Horses, like their Cowboys, aren’t all the same. They come in all shapes, sizes and personalities.
When I lived on a small ranch in Texas, we had two very different horses. Topper was a big bay horse with a dark red coat and black mane and tale. To get him out of the barnyard, you had to nudge him sharply with your heels and keep him aimed away from the barn. Even then, he’d be slow to start, calm and unconcerned. After a fifteen-minute ride, he’d barely have worked up a sweat. Topper also had a trot that could jar teeth loose.
Then there was Sassy. A small sorrel (all red coat, mane and tail). I’d saddled her and she’d be dancing to the sides before I ever left the barnyard. She’d be in full sweat within two minutes of riding. When Sassy trotted, her feet moved so quickly and close together, it was smooth and easy on the butt and the teeth.
Each horse looked different and had opposite personalities. When my cowboys have a real connection with their horses, I like to show the horse’s personality.
In my novella SECOND WIND in the WILD WILD WOMEN OF THE WEST II anthology, my cowboy is very close to his horse and trusts his opinion.
by Myla Jackson
He unfolded the single sheet of paper. As he read the letter, he sighed. Millie Peabody, spinster, had made the decision to remain in Boston. After learning of her decision to become a mail-order bride, the butcher asked her to stay and marry him. As she was much more suited to life in a city, she’d accepted his kind offer.
Crushing the letter in his fist, Seth swore. Was this God’s plan for him? Was he to live out his days without a wife? Without a way to spawn the children he craved? “What is it you want me to do? Beg?” He shook his fist at the sky.

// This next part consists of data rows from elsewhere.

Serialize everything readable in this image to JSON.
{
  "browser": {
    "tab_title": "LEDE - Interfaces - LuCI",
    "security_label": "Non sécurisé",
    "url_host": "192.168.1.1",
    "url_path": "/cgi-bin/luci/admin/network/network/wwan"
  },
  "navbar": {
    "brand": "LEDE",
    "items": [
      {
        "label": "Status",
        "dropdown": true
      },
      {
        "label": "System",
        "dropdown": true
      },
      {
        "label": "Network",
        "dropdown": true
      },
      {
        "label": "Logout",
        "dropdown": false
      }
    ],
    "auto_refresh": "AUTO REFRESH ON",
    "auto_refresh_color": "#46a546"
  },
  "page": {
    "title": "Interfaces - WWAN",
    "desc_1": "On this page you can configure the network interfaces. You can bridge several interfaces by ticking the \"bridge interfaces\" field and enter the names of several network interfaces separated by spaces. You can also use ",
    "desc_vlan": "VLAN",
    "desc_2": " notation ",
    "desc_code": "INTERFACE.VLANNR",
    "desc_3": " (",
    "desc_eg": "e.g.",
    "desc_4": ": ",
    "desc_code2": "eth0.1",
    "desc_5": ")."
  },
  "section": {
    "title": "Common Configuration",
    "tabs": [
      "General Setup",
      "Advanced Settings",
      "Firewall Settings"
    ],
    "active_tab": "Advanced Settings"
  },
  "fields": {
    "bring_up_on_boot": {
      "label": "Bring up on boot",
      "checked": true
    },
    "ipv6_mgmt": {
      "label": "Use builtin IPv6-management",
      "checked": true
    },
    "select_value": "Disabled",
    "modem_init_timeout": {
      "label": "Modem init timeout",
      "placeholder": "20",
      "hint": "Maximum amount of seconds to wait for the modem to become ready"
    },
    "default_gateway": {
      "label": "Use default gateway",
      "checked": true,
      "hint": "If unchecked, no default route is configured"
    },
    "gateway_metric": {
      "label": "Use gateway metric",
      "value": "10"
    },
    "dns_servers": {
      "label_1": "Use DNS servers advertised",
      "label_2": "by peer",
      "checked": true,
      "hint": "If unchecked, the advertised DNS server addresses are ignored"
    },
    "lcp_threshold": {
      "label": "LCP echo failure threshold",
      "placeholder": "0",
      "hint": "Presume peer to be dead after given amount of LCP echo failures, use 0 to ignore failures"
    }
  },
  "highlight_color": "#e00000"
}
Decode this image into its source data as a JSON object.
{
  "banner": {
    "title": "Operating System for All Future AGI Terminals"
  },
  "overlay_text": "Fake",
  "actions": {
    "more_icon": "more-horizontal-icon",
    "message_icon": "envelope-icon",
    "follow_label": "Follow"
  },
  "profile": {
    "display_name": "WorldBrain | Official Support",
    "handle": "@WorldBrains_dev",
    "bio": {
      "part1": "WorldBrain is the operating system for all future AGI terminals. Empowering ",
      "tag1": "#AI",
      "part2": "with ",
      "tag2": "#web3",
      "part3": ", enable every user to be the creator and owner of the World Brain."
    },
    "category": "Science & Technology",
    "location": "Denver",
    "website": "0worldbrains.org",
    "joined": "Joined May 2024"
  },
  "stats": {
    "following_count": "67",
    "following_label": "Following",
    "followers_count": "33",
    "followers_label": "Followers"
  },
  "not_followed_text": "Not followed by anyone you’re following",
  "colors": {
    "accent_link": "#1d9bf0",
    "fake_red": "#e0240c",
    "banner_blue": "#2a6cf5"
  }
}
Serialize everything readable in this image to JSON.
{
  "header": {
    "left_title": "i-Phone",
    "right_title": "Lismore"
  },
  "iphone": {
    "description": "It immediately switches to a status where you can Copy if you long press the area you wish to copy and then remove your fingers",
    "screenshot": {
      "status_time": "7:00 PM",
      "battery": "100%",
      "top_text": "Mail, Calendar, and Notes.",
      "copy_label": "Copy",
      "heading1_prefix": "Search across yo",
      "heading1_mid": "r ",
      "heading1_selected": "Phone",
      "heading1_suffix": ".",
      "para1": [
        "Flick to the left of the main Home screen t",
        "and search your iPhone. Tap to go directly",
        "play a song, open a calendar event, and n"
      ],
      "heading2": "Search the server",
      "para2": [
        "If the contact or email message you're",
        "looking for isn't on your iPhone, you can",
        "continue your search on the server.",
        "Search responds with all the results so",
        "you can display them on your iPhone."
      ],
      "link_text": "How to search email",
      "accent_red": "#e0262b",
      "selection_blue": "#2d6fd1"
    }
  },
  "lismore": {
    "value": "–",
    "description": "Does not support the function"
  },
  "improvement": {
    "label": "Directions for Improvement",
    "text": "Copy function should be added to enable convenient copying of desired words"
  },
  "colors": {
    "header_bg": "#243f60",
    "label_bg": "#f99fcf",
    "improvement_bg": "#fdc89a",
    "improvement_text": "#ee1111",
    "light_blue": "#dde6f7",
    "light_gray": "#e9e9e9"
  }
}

Seth swung his leg over the saddle and dropped to the ground. He’d had it with being nice. A man didn’t acquire a 5000-acre spread and a herd of over 1000 head by the age of 30 by being nice.
He’d had his share of struggles, shot his share of horse and cattle thieves, and handled just about every problem imaginable. This particular challenge had him stumped. He couldn’t argue, fistfight, or shoot his way into a marriage.
Seth paced several yards.
Ranger, his prized black stallion, followed.
When Seth ground to a halt, Ranger bumped into him.
“Why can’t a woman apply for the job like a regular ranch hand? A short notice in the newspaper listing my requirements should have them lined up. All a woman has to do is show up with two legs, two breasts, and the ability to bear children. I don’t care if she’s as ugly as a stump or as wide as a barn. All I want is a woman to give me children.
“Why can’t women be more like horses? All you have to do is go out into a pasture and pick one. Why can’t people do that?” Grabbing the horse’s bridle, Seth glared into soft brown eyes. “Now what? Now where can I turn to find a woman?”
Ranger tossed his head skyward shaking Seth’s grip.
“What, even you can’t give a cowboy some advice? Tell me, whom should I turn to?”
Again, the horse lifted his head toward the heavens, whickering softly.
Seth’s eyes narrowed, and he looked toward the darkening sky where clouds had built a solid wall to the west. “You mean pray?” Seth ran a hand through his hair and considered the option. “You think He’ll help me?”
Nodding, Ranger stomped the ground with his right front hoof.
“Now?” Seth glanced around at the fields of prairie grass littered with cows. “Shouldn’t I do something like that in a church?” The nearest church was fifteen miles away. He could go there on Sunday.
Ranger shook his mane.
“You mean here?”
A snort and a nod were his answer.
With a sigh, Seth scraped his hat from his head and dropped to one knee. “I feel stupid.”
A nicker sounding suspiciously like laughter erupted from Ranger’s full equine lips.
“Can’t get no respect. Even from my damned horse.” He glared at Ranger. “I’m a desperate man. If praying will help, by God, I’ll do it. Despite your snickering.”
He dropped his chin and searched his memory for the fancy words he remembered from when he’d attended church as a child. Hell, the last time he was in a church was when he went with his mamma at least twenty-five years ago.
Twenty-five years and none of the words came to him. Nope. Nothing.
Ranger nudged him with his soft muzzle.
“Okay, okay. I’m gettin’ to it.” Seth cleared his throat. “Dear Lord—” Lightning flashed, the glow penetrating Seth’s eyelids. “I know it’s been a while—” Thunder rumbled. “Okay, it’s been a long time. Nothin’ gets by you, does it?”
Another rumble shook the earth beneath Seth’s knee.
Ranger pawed the earth.
“If you could see it in your heart to send me a woman, I’d be much obliged.” His words ended in a rush. “There, I prayed.” Seth straightened and plunked his hat on his head.
A brilliant flash of lightning ripped through the clouds, skimming across the ground.
Seth jumped back as if the bolt aimed at him.
Ranger pushed Seth with his nose.
“Oh yeah, I forgot.” Seth dropped back down to one knee, tipped his hat and said, “Amen.”